··· DATA SHOWN ···
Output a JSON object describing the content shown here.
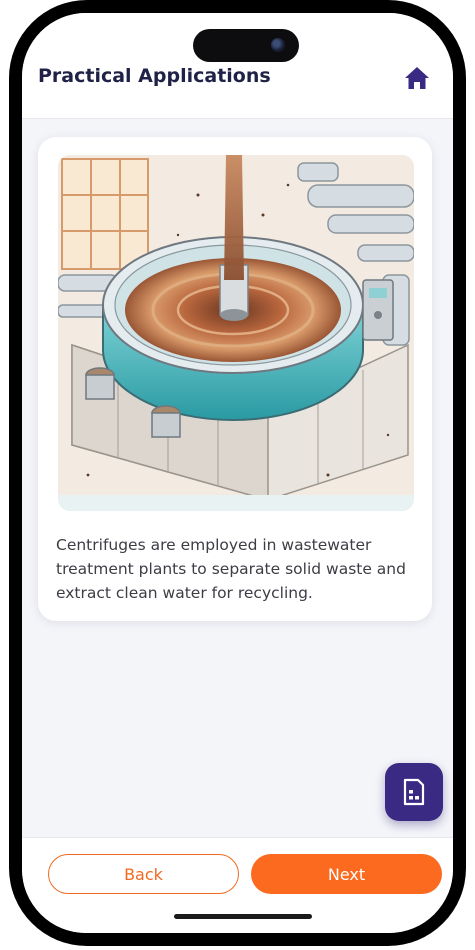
{
  "header": {
    "title": "Practical Applications",
    "home_icon": "home-icon"
  },
  "card": {
    "image_subject": "wastewater-centrifuge-illustration",
    "description": "Centrifuges are employed in wastewater treatment plants to separate solid waste and extract clean water for recycling."
  },
  "fab": {
    "icon": "notes-icon"
  },
  "nav": {
    "back_label": "Back",
    "next_label": "Next"
  },
  "colors": {
    "accent": "#fb6a1e",
    "title": "#1f2147",
    "fab": "#3b2a84"
  }
}
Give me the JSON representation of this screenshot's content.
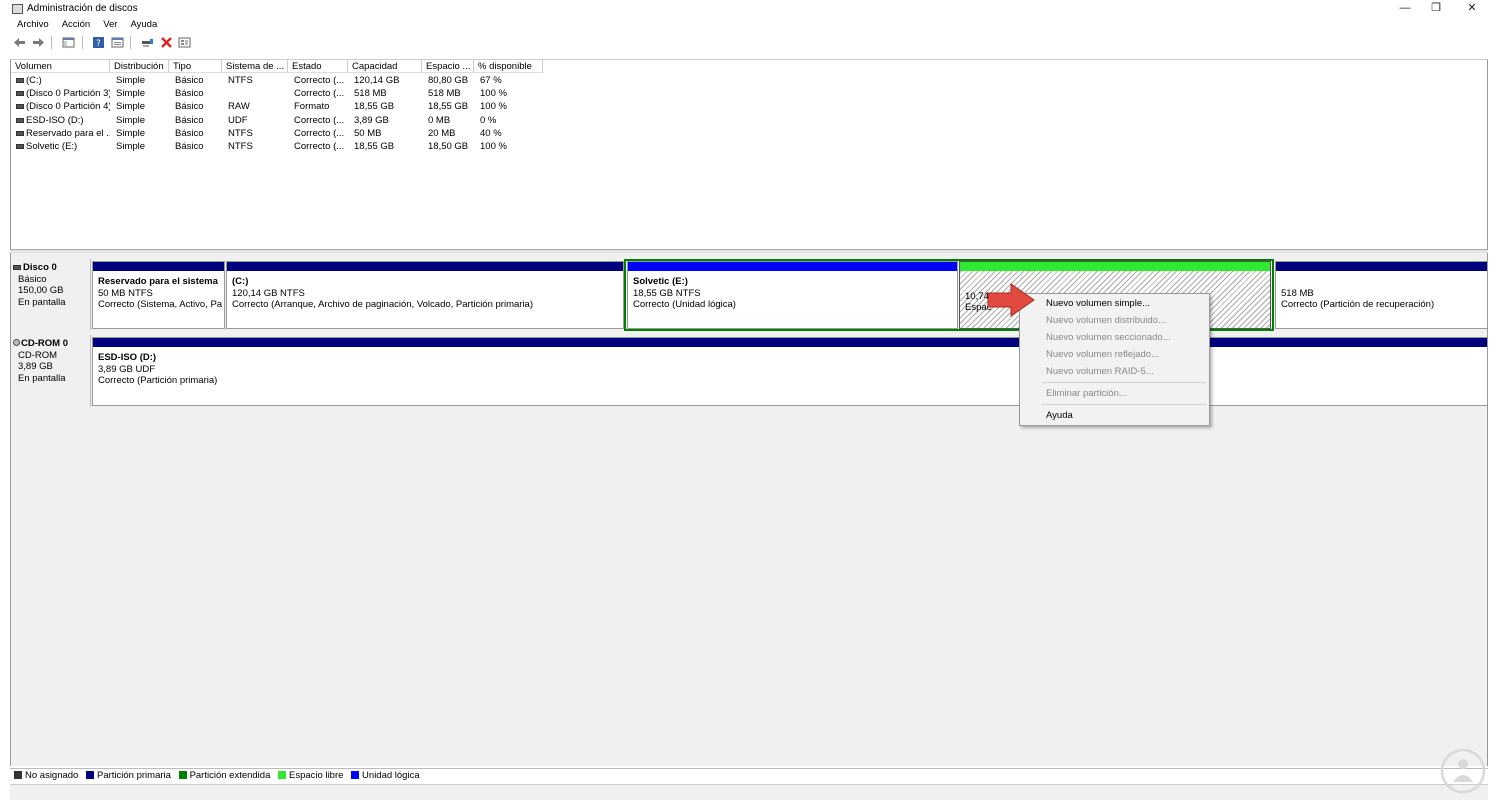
{
  "window": {
    "title": "Administración de discos",
    "controls": {
      "minimize": "—",
      "restore": "❐",
      "close": "✕"
    }
  },
  "menubar": [
    "Archivo",
    "Acción",
    "Ver",
    "Ayuda"
  ],
  "toolbar": {
    "icons": [
      "back-icon",
      "forward-icon",
      "show-hide-console-tree-icon",
      "help-icon",
      "properties-icon",
      "connect-icon",
      "delete-icon",
      "view-icon"
    ]
  },
  "volume_list": {
    "columns": [
      "Volumen",
      "Distribución",
      "Tipo",
      "Sistema de ...",
      "Estado",
      "Capacidad",
      "Espacio ...",
      "% disponible"
    ],
    "rows": [
      [
        "(C:)",
        "Simple",
        "Básico",
        "NTFS",
        "Correcto (...",
        "120,14 GB",
        "80,80 GB",
        "67 %"
      ],
      [
        "(Disco 0 Partición 3)",
        "Simple",
        "Básico",
        "",
        "Correcto (...",
        "518 MB",
        "518 MB",
        "100 %"
      ],
      [
        "(Disco 0 Partición 4)",
        "Simple",
        "Básico",
        "RAW",
        "Formato",
        "18,55 GB",
        "18,55 GB",
        "100 %"
      ],
      [
        "ESD-ISO (D:)",
        "Simple",
        "Básico",
        "UDF",
        "Correcto (...",
        "3,89 GB",
        "0 MB",
        "0 %"
      ],
      [
        "Reservado para el ...",
        "Simple",
        "Básico",
        "NTFS",
        "Correcto (...",
        "50 MB",
        "20 MB",
        "40 %"
      ],
      [
        "Solvetic (E:)",
        "Simple",
        "Básico",
        "NTFS",
        "Correcto (...",
        "18,55 GB",
        "18,50 GB",
        "100 %"
      ]
    ]
  },
  "disks": [
    {
      "name": "Disco 0",
      "type": "Básico",
      "size": "150,00 GB",
      "status": "En pantalla",
      "partitions": [
        {
          "title": "Reservado para el sistema",
          "size": "50 MB NTFS",
          "state": "Correcto (Sistema, Activo, Par"
        },
        {
          "title": "(C:)",
          "size": "120,14 GB NTFS",
          "state": "Correcto (Arranque, Archivo de paginación, Volcado, Partición primaria)"
        },
        {
          "title": "Solvetic  (E:)",
          "size": "18,55 GB NTFS",
          "state": "Correcto (Unidad lógica)"
        },
        {
          "title": "",
          "size": "10,74",
          "state": "Espac"
        },
        {
          "title": "",
          "size": "518 MB",
          "state": "Correcto (Partición de recuperación)"
        }
      ]
    },
    {
      "name": "CD-ROM 0",
      "type": "CD-ROM",
      "size": "3,89 GB",
      "status": "En pantalla",
      "partitions": [
        {
          "title": "ESD-ISO  (D:)",
          "size": "3,89 GB UDF",
          "state": "Correcto (Partición primaria)"
        }
      ]
    }
  ],
  "context_menu": {
    "items": [
      {
        "label": "Nuevo volumen simple...",
        "enabled": true
      },
      {
        "label": "Nuevo volumen distribuido...",
        "enabled": false
      },
      {
        "label": "Nuevo volumen seccionado...",
        "enabled": false
      },
      {
        "label": "Nuevo volumen reflejado...",
        "enabled": false
      },
      {
        "label": "Nuevo volumen RAID-5...",
        "enabled": false
      },
      {
        "label": "Eliminar partición...",
        "enabled": false
      },
      {
        "label": "Ayuda",
        "enabled": true
      }
    ]
  },
  "legend": [
    {
      "label": "No asignado",
      "color": "#333333"
    },
    {
      "label": "Partición primaria",
      "color": "#00007f"
    },
    {
      "label": "Partición extendida",
      "color": "#008000"
    },
    {
      "label": "Espacio libre",
      "color": "#33e833"
    },
    {
      "label": "Unidad lógica",
      "color": "#0000ff"
    }
  ],
  "colors": {
    "primary_partition": "#00007f",
    "logical_drive": "#0000ff",
    "free_space": "#33e833",
    "extended_border": "#008000",
    "arrow": "#e04a3f"
  }
}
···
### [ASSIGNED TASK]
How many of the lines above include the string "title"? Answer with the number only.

### [PROBLEM SOLUTION]
9